Weddings tend to express the idea of abundance.   They are joyous occasions.  Families then and now often pull out all the stops to celebrate the joining of two persons and two families.  They’re expressions of delight – in this case God’s delight – and as a result we can rejoice that we no longer need think of ourselves as abandoned or deserted, but find empowerment in the pronouncement that “My Delight Is in Her,” the one who is truly gifted with every gift necessary, so that the glory of God might be revealed in communities that devote themselves to the common good.  

2 comments:

Brian said...

I find that Corinthians text to be helpful with the nursing home congregation. This is especially true when we carry it beyond the eleventh verse.

They often feel that they have nothing left of value to give. with sensitive preaching and counseling, the ideas that Paul is expressing can show them that whatever they have is more than enough.

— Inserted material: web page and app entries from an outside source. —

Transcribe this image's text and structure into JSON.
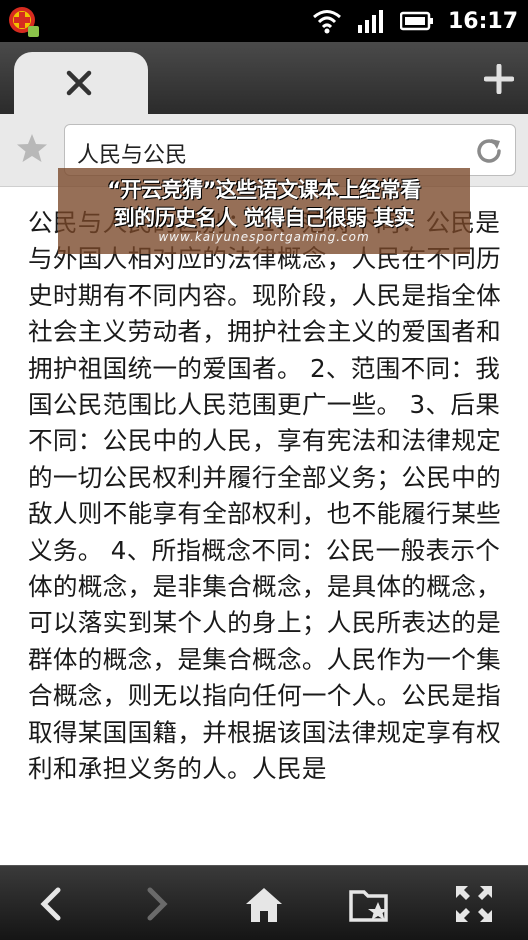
{
  "status": {
    "time": "16:17"
  },
  "tab": {
    "close_icon": "close-icon",
    "new_tab_icon": "plus-icon"
  },
  "urlbar": {
    "text": "人民与公民"
  },
  "article": {
    "text": "公民与人民的区别： 1、范畴不同：公民是与外国人相对应的法律概念，人民在不同历史时期有不同内容。现阶段，人民是指全体社会主义劳动者，拥护社会主义的爱国者和拥护祖国统一的爱国者。 2、范围不同：我国公民范围比人民范围更广一些。 3、后果不同：公民中的人民，享有宪法和法律规定的一切公民权利并履行全部义务；公民中的敌人则不能享有全部权利，也不能履行某些义务。 4、所指概念不同：公民一般表示个体的概念，是非集合概念，是具体的概念，可以落实到某个人的身上；人民所表达的是群体的概念，是集合概念。人民作为一个集合概念，则无以指向任何一个人。公民是指取得某国国籍，并根据该国法律规定享有权利和承担义务的人。人民是"
  },
  "watermark": {
    "line1": "“开云竞猜”这些语文课本上经常看",
    "line2": "到的历史名人 觉得自己很弱 其实",
    "url": "www.kaiyunesportgaming.com"
  },
  "colors": {
    "accent_red": "#d62b1f",
    "toolbar_dark": "#2b2b2b"
  }
}
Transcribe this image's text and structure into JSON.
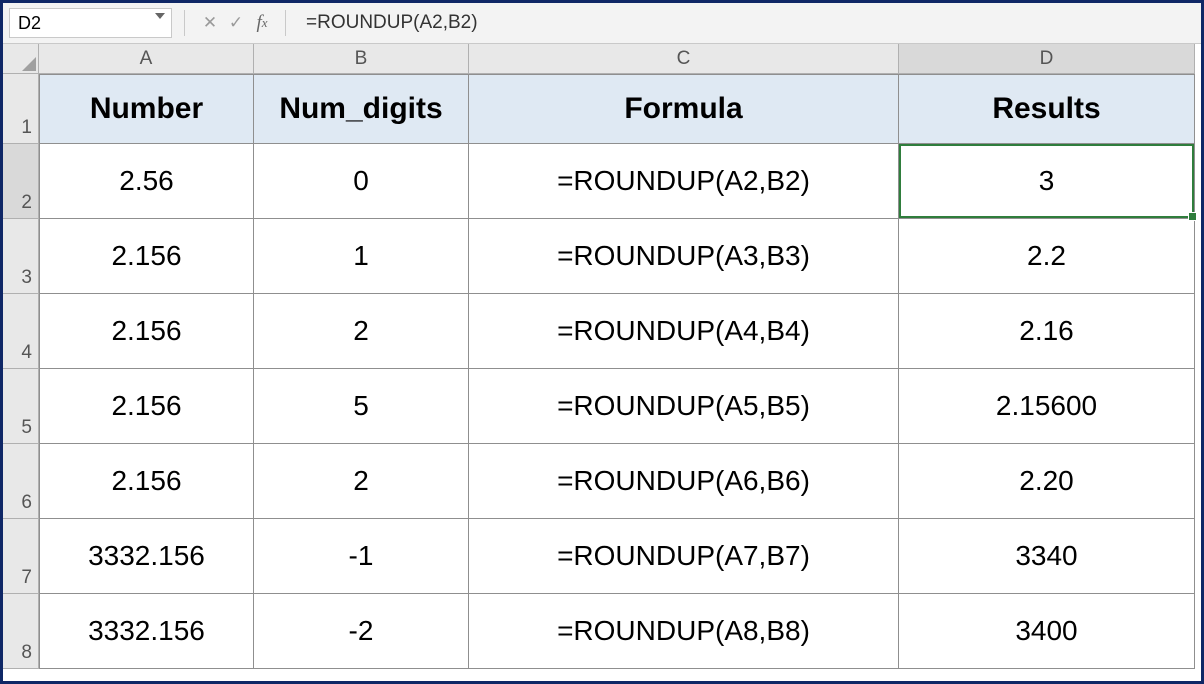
{
  "formula_bar": {
    "cell_ref": "D2",
    "formula": "=ROUNDUP(A2,B2)"
  },
  "columns": [
    "A",
    "B",
    "C",
    "D"
  ],
  "rows": [
    "1",
    "2",
    "3",
    "4",
    "5",
    "6",
    "7",
    "8"
  ],
  "selected_col": "D",
  "selected_row": "2",
  "headers": {
    "col_a": "Number",
    "col_b": "Num_digits",
    "col_c": "Formula",
    "col_d": "Results"
  },
  "data": [
    {
      "a": "2.56",
      "b": "0",
      "c": "=ROUNDUP(A2,B2)",
      "d": "3"
    },
    {
      "a": "2.156",
      "b": "1",
      "c": "=ROUNDUP(A3,B3)",
      "d": "2.2"
    },
    {
      "a": "2.156",
      "b": "2",
      "c": "=ROUNDUP(A4,B4)",
      "d": "2.16"
    },
    {
      "a": "2.156",
      "b": "5",
      "c": "=ROUNDUP(A5,B5)",
      "d": "2.15600"
    },
    {
      "a": "2.156",
      "b": "2",
      "c": "=ROUNDUP(A6,B6)",
      "d": "2.20"
    },
    {
      "a": "3332.156",
      "b": "-1",
      "c": "=ROUNDUP(A7,B7)",
      "d": "3340"
    },
    {
      "a": "3332.156",
      "b": "-2",
      "c": "=ROUNDUP(A8,B8)",
      "d": "3400"
    }
  ]
}
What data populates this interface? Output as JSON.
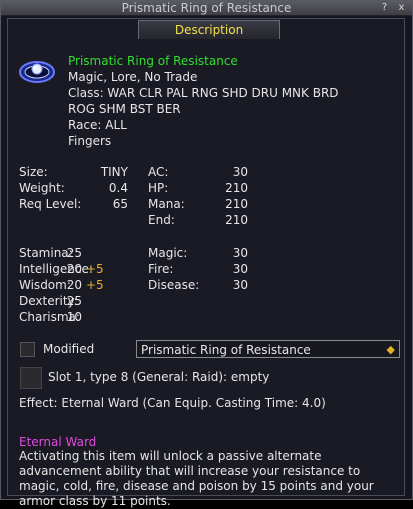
{
  "window": {
    "title": "Prismatic Ring of Resistance",
    "help_label": "?",
    "close_label": "x"
  },
  "tab": {
    "label": "Description"
  },
  "item": {
    "name": "Prismatic Ring of Resistance",
    "flags": "Magic, Lore, No Trade",
    "class_line1": "Class: WAR CLR PAL RNG SHD DRU MNK BRD",
    "class_line2": "ROG SHM BST BER",
    "race": "Race: ALL",
    "slot": "Fingers"
  },
  "stats_left": [
    {
      "label": "Size:",
      "value": "TINY"
    },
    {
      "label": "Weight:",
      "value": "0.4"
    },
    {
      "label": "Req Level:",
      "value": "65"
    }
  ],
  "stats_right": [
    {
      "label": "AC:",
      "value": "30"
    },
    {
      "label": "HP:",
      "value": "210"
    },
    {
      "label": "Mana:",
      "value": "210"
    },
    {
      "label": "End:",
      "value": "210"
    }
  ],
  "attrs": [
    {
      "label": "Stamina:",
      "value": "25",
      "bonus": ""
    },
    {
      "label": "Intelligence:",
      "value": "20",
      "bonus": "+5"
    },
    {
      "label": "Wisdom:",
      "value": "20",
      "bonus": "+5"
    },
    {
      "label": "Dexterity:",
      "value": "25",
      "bonus": ""
    },
    {
      "label": "Charisma:",
      "value": "10",
      "bonus": ""
    }
  ],
  "resists": [
    {
      "label": "Magic:",
      "value": "30"
    },
    {
      "label": "Fire:",
      "value": "30"
    },
    {
      "label": "Disease:",
      "value": "30"
    }
  ],
  "modified": {
    "label": "Modified",
    "selected": "Prismatic Ring of Resistance"
  },
  "augment_slot": {
    "text": "Slot 1, type 8 (General: Raid): empty"
  },
  "effect": {
    "text": "Effect: Eternal Ward (Can Equip. Casting Time: 4.0)"
  },
  "effect_desc": {
    "title": "Eternal Ward",
    "body": "Activating this item will unlock a passive alternate advancement ability that will increase your resistance to magic, cold, fire, disease and poison by 15 points and your armor class by 11 points."
  },
  "colors": {
    "name_green": "#2fe02f",
    "bonus_gold": "#e0b22a",
    "tab_yellow": "#f2e04a",
    "effect_purple": "#e04be0"
  },
  "icons": {
    "item_icon": "prismatic-ring-icon",
    "dropdown_arrow": "diamond-arrow-icon"
  }
}
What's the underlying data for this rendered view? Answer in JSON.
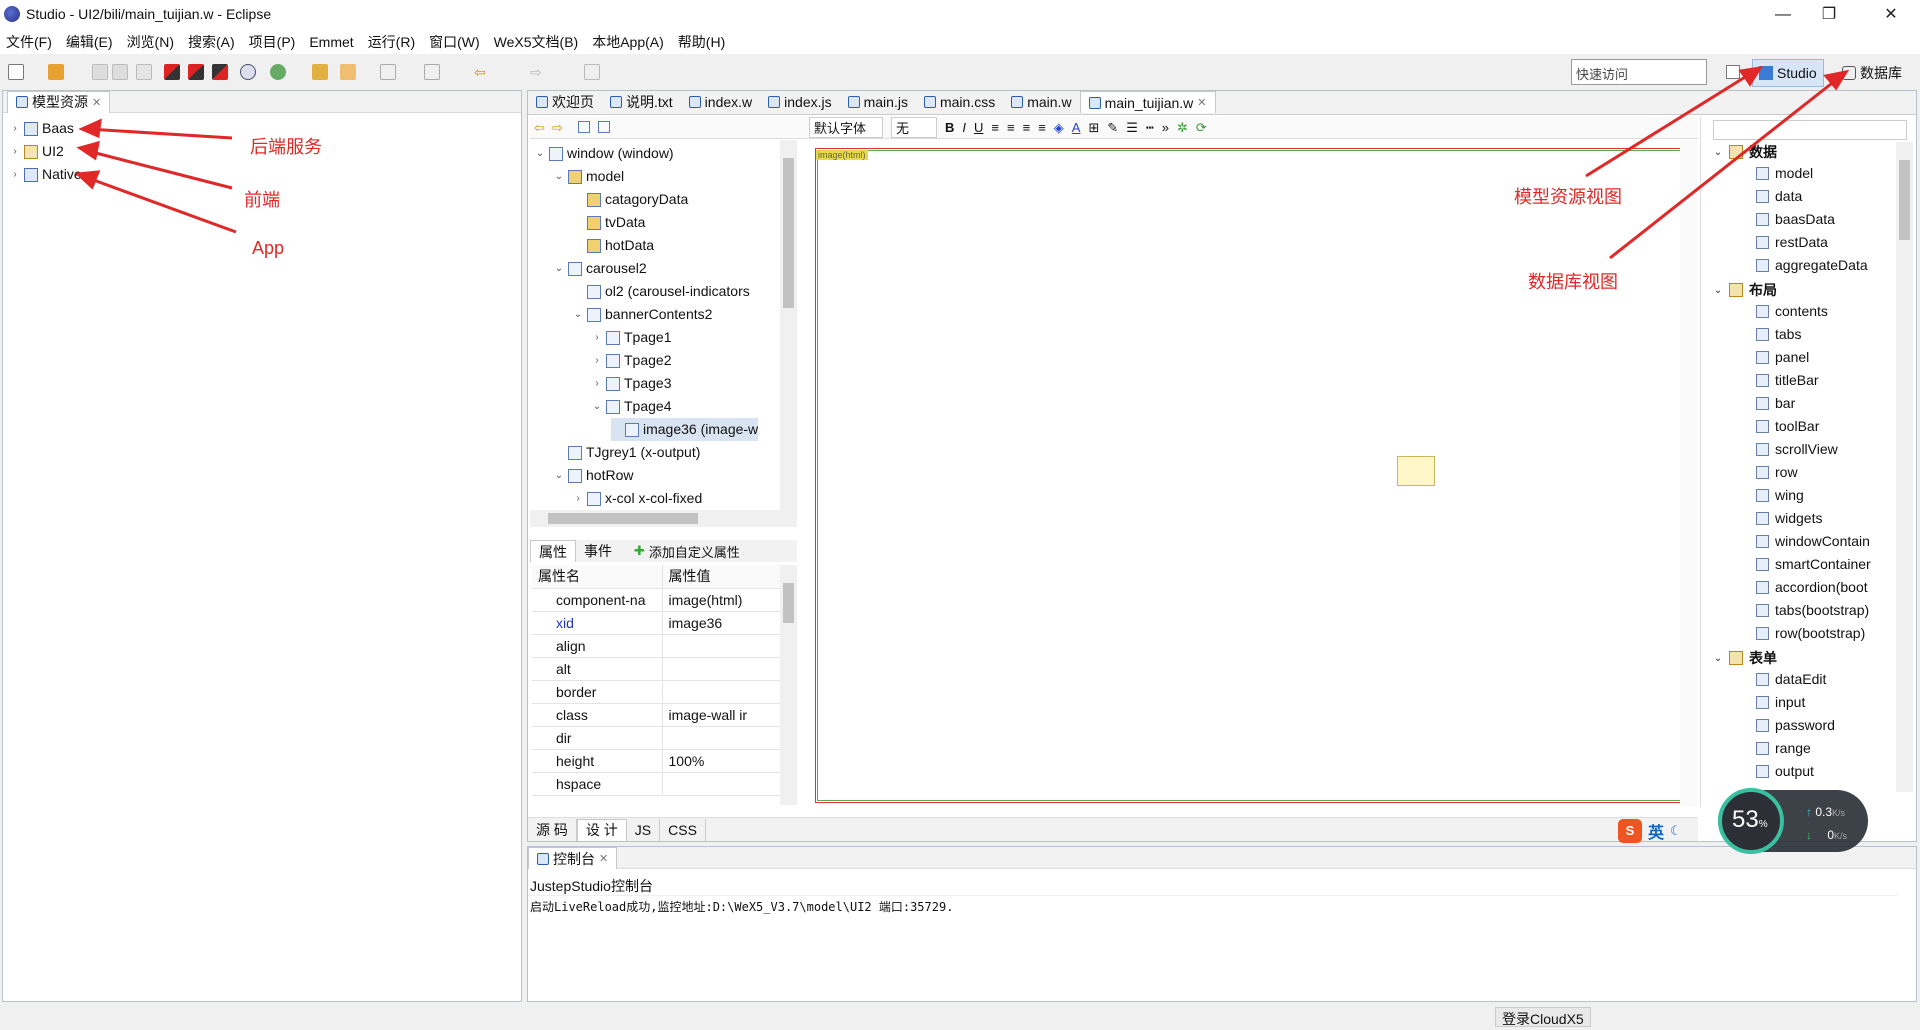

They are of the same Spirit as their favorite preacher or saint. While it is true that they can no longer teach a Sunday School class, they can still pray. They can hold a crying friend's hand. They can share the wisdom of their years.

David said...

That's for sure. My mother can't remember what happened two minutes, or 20 years ago, but she still lives and loves. In the same vein, I have a significantly handicapped friend, among others, who has proven to have a faith I can't even imagine seriously questioning. It is a consistent and truly inspiring faith.